The problem with concrete pavement is that since it is rigid, any deformation under it, should develop additional stress in the paving slab, and if the slab is not prepared to resist such stresses, it will fail by cracking or braking, starting the complete process of deterioration not only of the pavement surface, but also the base and under structure, so the effect of water is exponential.
If it is a water-logged area, rigid pavement would be the best option. If it because of excessive rainfall and the place is not water-logged while not go for flexible pavement which is more economical. However, foundation of the road is very important which include the nature of soil for placement and adequate compaction. Also, serviceability appurtunances should be put in place, these include: adequate drainage system, weep-holes and sufficient camber.

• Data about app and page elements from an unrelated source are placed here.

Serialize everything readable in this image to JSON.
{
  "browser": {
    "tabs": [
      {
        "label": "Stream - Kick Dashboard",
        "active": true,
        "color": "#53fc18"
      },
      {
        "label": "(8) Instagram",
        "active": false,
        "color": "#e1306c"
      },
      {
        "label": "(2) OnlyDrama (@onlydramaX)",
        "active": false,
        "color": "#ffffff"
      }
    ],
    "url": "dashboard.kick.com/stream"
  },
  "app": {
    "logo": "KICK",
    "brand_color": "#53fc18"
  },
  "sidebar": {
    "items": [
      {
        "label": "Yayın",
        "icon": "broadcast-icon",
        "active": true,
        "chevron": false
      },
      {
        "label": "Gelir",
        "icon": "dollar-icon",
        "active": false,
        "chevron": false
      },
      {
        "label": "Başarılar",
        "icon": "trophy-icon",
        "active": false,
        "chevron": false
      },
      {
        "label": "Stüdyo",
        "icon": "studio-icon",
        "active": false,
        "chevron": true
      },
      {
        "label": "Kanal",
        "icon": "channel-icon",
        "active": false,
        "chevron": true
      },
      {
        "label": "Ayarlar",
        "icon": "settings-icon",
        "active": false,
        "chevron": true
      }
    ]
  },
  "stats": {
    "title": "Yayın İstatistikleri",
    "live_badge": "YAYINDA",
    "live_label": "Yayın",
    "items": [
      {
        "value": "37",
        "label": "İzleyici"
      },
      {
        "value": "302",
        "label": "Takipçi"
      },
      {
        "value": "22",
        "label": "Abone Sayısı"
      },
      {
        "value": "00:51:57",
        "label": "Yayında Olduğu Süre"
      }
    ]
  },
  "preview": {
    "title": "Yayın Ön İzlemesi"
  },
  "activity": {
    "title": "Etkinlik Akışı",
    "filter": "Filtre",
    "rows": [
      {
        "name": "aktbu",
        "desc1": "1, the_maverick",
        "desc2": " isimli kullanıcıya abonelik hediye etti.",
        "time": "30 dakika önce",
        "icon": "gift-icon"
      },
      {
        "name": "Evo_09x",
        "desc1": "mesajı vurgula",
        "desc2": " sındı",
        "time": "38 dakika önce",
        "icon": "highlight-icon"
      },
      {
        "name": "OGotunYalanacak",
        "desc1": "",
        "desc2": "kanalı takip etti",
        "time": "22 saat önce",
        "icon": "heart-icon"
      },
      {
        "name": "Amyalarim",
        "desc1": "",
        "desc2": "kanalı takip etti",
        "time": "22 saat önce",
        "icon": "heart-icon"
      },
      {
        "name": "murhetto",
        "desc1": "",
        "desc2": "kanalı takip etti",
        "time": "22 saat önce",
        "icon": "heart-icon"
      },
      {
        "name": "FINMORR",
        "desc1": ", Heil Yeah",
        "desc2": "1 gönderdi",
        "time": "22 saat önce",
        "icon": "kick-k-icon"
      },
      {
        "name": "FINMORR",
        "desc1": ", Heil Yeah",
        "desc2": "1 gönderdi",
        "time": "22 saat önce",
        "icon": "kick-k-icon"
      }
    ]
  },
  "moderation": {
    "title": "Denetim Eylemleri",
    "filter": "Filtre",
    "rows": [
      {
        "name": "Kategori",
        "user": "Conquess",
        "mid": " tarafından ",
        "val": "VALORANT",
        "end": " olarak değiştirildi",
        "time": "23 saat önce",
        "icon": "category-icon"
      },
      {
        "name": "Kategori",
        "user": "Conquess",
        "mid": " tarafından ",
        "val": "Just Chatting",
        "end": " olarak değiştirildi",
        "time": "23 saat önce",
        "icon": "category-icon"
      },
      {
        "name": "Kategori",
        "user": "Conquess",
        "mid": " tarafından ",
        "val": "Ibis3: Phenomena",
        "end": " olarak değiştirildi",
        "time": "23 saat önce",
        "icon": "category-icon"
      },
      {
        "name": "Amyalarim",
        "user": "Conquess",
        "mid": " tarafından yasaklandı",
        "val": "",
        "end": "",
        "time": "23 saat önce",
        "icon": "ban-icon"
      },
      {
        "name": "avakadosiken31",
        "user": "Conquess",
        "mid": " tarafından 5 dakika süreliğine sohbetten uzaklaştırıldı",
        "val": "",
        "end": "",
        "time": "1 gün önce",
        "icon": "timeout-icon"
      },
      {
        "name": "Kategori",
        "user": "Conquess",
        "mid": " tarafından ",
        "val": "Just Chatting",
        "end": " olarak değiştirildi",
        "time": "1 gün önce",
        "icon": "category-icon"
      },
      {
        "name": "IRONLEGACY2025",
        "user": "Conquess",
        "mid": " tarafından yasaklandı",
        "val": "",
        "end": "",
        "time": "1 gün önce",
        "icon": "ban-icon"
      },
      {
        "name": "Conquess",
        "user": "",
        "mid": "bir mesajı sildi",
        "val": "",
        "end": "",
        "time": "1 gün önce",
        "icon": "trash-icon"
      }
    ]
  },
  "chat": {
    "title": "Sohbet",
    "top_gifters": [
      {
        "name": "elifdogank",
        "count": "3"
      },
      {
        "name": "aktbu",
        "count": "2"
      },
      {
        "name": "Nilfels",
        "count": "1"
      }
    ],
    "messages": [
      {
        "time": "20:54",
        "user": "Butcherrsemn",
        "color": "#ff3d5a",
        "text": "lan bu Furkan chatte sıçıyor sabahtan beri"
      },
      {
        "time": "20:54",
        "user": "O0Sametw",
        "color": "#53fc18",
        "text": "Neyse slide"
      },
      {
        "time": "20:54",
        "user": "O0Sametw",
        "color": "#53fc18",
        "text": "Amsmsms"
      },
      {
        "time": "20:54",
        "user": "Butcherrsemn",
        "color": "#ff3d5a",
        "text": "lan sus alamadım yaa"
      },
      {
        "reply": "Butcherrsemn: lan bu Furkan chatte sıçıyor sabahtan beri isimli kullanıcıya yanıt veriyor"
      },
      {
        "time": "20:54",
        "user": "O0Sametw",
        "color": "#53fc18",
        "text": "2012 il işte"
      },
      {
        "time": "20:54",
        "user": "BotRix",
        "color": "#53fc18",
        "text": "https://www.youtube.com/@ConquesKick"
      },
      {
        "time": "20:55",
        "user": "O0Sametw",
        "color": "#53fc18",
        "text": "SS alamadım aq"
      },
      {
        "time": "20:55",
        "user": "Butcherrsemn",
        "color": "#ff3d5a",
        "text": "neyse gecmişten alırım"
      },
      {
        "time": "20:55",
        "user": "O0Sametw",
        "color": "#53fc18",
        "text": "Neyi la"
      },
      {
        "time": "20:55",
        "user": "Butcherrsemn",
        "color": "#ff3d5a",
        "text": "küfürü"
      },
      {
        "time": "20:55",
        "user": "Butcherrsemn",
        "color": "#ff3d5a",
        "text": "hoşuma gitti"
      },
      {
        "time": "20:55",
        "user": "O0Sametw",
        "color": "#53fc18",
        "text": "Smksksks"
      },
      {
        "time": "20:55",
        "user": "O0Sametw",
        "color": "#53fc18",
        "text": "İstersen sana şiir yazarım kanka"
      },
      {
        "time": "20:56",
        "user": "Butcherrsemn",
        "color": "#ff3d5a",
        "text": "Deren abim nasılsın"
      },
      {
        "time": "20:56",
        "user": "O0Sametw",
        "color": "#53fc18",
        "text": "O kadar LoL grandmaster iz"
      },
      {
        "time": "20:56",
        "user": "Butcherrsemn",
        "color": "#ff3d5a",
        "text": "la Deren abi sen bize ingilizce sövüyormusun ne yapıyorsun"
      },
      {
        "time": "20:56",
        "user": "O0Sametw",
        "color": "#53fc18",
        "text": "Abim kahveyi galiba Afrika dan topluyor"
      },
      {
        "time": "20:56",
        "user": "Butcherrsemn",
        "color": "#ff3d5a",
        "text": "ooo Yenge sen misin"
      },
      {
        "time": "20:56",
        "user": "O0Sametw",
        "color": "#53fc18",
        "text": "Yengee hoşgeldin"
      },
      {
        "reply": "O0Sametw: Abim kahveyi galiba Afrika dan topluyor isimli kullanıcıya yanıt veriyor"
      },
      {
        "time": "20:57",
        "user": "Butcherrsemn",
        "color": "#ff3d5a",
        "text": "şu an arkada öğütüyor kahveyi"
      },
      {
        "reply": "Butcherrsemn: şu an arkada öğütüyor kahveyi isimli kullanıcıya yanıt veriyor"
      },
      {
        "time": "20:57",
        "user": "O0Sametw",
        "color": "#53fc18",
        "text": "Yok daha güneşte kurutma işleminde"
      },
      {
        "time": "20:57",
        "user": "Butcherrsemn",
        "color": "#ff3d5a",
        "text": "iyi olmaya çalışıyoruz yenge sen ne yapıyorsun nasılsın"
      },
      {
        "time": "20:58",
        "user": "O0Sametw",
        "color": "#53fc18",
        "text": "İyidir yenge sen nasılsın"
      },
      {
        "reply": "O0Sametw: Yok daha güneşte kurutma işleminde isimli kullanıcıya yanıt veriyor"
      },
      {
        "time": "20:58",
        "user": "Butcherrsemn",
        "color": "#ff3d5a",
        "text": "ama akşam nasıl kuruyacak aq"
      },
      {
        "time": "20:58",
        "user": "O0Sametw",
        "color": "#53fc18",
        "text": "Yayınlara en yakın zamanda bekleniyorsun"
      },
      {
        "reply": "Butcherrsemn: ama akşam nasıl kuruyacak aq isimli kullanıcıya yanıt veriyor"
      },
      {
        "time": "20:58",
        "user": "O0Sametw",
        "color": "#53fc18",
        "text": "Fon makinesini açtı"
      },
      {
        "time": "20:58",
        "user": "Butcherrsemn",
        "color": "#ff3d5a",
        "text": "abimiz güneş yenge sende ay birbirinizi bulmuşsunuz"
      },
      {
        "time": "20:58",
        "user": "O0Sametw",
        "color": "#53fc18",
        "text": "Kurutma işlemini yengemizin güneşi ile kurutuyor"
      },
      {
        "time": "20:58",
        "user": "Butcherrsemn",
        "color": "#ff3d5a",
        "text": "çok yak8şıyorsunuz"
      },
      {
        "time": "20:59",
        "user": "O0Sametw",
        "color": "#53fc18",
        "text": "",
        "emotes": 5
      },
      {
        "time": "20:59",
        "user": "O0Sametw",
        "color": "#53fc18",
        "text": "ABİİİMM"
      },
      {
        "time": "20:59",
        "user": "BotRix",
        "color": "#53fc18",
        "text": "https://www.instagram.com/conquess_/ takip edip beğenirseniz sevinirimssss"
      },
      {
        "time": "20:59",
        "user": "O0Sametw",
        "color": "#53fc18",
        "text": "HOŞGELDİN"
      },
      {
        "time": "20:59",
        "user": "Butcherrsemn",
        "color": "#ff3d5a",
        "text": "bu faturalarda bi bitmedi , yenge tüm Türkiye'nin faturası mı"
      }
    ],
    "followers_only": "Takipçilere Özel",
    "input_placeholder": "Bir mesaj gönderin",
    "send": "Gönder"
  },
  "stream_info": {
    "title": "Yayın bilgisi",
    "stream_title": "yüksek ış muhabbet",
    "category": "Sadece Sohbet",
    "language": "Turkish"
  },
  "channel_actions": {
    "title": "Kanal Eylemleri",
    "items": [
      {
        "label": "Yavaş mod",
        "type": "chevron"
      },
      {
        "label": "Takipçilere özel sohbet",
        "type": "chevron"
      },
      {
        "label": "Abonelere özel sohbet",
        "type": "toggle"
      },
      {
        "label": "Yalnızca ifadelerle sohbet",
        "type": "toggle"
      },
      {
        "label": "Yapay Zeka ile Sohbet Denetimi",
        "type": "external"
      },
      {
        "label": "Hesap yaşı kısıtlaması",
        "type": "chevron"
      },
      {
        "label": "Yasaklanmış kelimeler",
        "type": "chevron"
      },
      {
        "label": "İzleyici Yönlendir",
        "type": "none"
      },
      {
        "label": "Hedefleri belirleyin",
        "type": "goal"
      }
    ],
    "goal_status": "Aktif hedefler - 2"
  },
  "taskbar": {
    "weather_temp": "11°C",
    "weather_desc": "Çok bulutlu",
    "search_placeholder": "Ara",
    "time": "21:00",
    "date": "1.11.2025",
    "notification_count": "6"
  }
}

If the asphalt has a high sulfur content, then it will be transformed into sulfuric acid causing a serious damage to the road under heavy rain falls. In this case certain additives should be added to the asphalt mix to prevent the oxidation process of sulfur in the asphalt.
After correlating the errors, the model fit appears just great (Model consists of 5 latent factors of the first order and 2 latent factors of the first order; n=168; number of items: around 23). However, I am concerned with how to justify the error terms correlations. In my case the wording of two items appear very similar: With other students in English language class I feel supported (item 1) and With other students in English language class I feel supported (item 2)(Likert scale from 1 to 7). According to Harrington (2008) it's enough to justify the correlation between errors.
However, I would appreciate any comments on whether justification of similar wording of questions seems enough for proving error correlations.
Any further real-life examples of wording the items/questions or articles on the same topic are also well-appreciated.
In this study the engineering characteristics of concrete mixtures containing dihydrate phosphogypsum, a by-product of the wet phosphoric acid industry, is investigated. Phosphogypsum-based concrete mixtures consolidated by impact compaction, external high-frequency vibration or static compaction are studied in unconfined compression, splitting ten...